  • 6. stanford closer look series 6 Tesla Motors: The Evolution of Governance From Inception to IPO Exhibit 2 — continued Source: Tesla Form S-1/A, Filed June 15, 2010 with the SEC. Kimbal Musk has been a member of our Board of Directors since April 2004. Since June 2006, Mr. Musk has been Chief Executive Officer of OneRiot, Inc., an internet software company based in Boulder, Colorado. Since January 2004, Mr. Musk has been the owner of The Kitchen, a USA Today Top Ten restaurant. In November 1995, Mr. Musk co-founded Zip2 Corporation, a provider of enterprise software and services, which was acquired by Compaq in March 1999. Mr. Musk holds a B.Comm. in business from Queen’s University and is a graduate of The French Culinary Institute in New York City. We believe that Mr. Musk possesses specific attributes that qualify him to serve as a member of our Board of Directors, including his experience with private technology companies and his business experience in retail and consumer markets.

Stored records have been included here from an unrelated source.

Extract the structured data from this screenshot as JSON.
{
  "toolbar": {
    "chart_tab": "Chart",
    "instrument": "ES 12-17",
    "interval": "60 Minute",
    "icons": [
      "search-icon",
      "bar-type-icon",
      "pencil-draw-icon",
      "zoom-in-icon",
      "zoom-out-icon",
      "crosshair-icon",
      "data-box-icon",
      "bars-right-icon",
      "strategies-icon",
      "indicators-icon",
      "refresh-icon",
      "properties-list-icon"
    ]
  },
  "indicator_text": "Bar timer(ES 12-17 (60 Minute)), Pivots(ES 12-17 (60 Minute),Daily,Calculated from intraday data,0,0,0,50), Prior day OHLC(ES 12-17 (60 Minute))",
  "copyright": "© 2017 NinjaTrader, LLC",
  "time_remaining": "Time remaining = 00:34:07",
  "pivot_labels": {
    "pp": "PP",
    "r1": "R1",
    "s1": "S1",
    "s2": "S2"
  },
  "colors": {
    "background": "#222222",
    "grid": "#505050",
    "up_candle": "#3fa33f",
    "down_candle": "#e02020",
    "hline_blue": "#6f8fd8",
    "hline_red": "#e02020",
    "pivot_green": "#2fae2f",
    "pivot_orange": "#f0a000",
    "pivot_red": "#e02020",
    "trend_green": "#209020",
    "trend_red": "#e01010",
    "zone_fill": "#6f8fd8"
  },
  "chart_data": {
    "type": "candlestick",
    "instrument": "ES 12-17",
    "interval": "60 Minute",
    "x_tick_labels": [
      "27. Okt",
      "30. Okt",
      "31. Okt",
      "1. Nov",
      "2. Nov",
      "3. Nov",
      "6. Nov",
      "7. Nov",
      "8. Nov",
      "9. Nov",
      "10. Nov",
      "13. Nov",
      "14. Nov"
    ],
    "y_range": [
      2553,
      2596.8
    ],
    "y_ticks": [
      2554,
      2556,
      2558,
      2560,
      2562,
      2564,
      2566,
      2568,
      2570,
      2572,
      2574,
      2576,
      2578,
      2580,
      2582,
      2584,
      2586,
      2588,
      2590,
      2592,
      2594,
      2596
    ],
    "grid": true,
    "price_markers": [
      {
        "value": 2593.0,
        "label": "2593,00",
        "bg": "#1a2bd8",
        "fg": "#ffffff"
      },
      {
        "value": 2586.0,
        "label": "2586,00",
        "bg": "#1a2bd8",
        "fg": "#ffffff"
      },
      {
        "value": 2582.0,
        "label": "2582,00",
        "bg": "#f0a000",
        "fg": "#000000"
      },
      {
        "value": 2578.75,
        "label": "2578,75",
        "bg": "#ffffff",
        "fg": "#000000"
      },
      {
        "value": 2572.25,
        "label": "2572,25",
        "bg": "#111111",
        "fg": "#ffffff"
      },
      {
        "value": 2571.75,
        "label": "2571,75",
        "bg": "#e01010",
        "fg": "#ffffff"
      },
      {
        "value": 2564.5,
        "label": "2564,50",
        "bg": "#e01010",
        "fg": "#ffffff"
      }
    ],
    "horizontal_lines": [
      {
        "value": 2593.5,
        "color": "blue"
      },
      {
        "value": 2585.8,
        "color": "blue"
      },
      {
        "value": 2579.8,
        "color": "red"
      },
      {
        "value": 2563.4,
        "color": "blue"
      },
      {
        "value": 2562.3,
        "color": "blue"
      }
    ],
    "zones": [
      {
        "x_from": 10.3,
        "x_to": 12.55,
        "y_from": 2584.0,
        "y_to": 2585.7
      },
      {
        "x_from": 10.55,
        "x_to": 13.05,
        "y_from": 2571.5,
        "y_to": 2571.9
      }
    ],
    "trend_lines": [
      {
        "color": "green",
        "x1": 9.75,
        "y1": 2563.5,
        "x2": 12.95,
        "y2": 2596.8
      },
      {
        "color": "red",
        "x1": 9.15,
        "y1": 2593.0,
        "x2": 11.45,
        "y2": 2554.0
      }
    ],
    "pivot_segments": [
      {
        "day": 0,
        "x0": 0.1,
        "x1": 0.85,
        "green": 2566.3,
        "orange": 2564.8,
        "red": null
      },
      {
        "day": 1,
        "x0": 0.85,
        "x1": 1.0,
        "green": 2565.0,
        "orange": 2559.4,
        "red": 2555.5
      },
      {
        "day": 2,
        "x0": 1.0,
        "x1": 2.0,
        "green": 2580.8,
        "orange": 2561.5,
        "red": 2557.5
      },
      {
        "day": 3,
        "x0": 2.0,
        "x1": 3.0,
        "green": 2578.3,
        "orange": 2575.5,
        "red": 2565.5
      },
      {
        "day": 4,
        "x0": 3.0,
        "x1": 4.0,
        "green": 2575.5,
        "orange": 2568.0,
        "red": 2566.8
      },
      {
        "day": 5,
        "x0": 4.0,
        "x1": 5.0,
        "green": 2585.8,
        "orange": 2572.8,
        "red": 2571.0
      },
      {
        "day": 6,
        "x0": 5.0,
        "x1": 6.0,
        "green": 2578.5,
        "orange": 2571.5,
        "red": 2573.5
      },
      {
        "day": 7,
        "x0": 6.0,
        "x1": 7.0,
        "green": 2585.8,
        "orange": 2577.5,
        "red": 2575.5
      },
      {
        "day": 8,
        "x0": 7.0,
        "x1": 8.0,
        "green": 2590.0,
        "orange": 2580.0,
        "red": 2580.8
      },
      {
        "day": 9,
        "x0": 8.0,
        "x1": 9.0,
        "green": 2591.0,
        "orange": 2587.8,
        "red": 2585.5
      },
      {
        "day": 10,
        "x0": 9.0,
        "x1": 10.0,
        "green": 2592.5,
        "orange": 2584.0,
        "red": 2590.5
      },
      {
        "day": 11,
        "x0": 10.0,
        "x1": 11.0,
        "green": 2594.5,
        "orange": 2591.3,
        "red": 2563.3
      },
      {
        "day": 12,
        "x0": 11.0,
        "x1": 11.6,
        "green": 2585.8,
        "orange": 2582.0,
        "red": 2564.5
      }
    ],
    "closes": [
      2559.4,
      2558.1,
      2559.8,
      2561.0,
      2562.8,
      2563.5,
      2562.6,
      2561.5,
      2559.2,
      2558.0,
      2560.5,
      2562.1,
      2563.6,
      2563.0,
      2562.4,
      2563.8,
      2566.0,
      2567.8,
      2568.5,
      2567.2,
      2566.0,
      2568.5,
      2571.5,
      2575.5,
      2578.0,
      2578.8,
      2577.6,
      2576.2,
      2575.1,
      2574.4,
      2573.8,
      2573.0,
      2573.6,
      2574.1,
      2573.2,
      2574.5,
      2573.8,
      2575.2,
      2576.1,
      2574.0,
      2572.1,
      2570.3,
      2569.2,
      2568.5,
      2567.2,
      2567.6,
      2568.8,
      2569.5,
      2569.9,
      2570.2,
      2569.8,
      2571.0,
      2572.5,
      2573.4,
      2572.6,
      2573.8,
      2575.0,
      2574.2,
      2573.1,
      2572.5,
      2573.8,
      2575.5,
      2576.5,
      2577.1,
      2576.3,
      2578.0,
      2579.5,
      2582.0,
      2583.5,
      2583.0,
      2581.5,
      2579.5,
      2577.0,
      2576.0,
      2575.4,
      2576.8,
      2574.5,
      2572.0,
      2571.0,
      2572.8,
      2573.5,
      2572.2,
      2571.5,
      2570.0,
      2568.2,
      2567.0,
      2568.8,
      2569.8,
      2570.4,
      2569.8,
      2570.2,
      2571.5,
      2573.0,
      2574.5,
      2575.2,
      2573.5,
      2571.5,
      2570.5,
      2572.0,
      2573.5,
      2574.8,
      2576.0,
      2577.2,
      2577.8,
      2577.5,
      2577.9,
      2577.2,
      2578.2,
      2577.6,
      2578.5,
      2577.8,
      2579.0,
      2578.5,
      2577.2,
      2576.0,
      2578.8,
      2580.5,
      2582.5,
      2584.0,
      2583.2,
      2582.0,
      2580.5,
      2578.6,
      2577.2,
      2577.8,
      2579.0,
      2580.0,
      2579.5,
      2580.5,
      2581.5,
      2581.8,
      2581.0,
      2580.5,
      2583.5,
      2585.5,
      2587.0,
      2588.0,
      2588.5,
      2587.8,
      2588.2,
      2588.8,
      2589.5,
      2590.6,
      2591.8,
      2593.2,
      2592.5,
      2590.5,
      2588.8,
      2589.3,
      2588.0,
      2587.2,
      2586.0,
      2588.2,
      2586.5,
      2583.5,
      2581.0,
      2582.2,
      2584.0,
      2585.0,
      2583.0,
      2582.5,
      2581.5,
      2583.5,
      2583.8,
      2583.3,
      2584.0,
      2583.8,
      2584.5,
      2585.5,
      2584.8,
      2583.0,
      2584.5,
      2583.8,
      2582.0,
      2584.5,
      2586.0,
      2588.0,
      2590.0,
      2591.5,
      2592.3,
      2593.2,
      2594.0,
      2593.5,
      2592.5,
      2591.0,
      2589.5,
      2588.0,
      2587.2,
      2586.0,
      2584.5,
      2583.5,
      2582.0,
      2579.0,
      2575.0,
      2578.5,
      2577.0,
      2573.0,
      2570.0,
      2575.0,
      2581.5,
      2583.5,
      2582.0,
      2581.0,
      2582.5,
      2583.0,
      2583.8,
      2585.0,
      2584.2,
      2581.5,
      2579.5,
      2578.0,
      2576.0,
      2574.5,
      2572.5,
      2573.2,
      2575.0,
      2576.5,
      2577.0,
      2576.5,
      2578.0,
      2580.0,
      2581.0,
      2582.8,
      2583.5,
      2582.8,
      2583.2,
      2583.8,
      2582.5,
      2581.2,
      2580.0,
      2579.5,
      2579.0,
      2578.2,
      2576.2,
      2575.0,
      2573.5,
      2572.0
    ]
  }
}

  • 7. stanford closer look series 7 Tesla Motors: The Evolution of Governance From Inception to IPO Exhibit 3 — Tesla: Executive Compensation (2009) Name and Principal Position Year Salary Option Awards (1) All Other Total Elon Musk Chairman and CEO 2009 $33,280 $23,893,283 $206,245 (2) $24,132,808 Deepak Ahuja CFO 2009 287,200 225,178 156,344 (3) 668,722 Jeffrey B. Straubel CTO 2009 192,922 540,832 - 733,754 John Walker VP, North America Sales 2009 106,650 (4) 272,725 14,900 (5) 394,275 Michael Donoughe (6) Former EVP, Engineering 2009 325,000 70,332 - 395,332 Jon Sobel (7) Former General Counsel 2009 88,558 436,360 - 524,918 (1) The amounts in this column represent the aggregate grant date fair value of the option awards computed in accor- dance with FASB Topic ASC 718. (2) Includes reimbursement for filing fees in the amount of $125,000 paid by Mr. Musk on behalf of the Elon Musk Revo- cable Trust dated July 22, 2003, or the Trust, in connection with a filing made under the Hart Scott-Rodino Antitrust Im- provements Act of 1976, as amended, as a result of the acquisition of additional shares of our voting securities by the Trust as part of our Series E convertible preferred stock financing plus an additional tax gross-up amount of $81,245. (3) Includes reimbursement for relocation expenses in the amount of $70,789 and reimbursement for temporary housing expenses in the amount of $85,554. (4) Mr. Walker joined us as our Vice President, North America Sales & Marketing in August 2009 and received a prorated base salary based on an annual salary of $250,000. Amount includes sales commissions paid to Mr. Walker in the amount of $12,900. (5) Includes reimbursement for temporary housing and incidental expenses in the amount of $14,900. (6) Mr. Donoughe resigned as our Executive Vice President, Vehicle Engineering and Manufacturing in September 2009, although he remained employed on a leave of absence basis through December 31, 2009. (7) Mr. Sobel joined us as our General Counsel in August 2009 and resigned in December 2009 and received a prorated base salary based on an annual base salary of $300,000. Source: Tesla Form S-1/A, Filed June 15, 2010 with the SEC.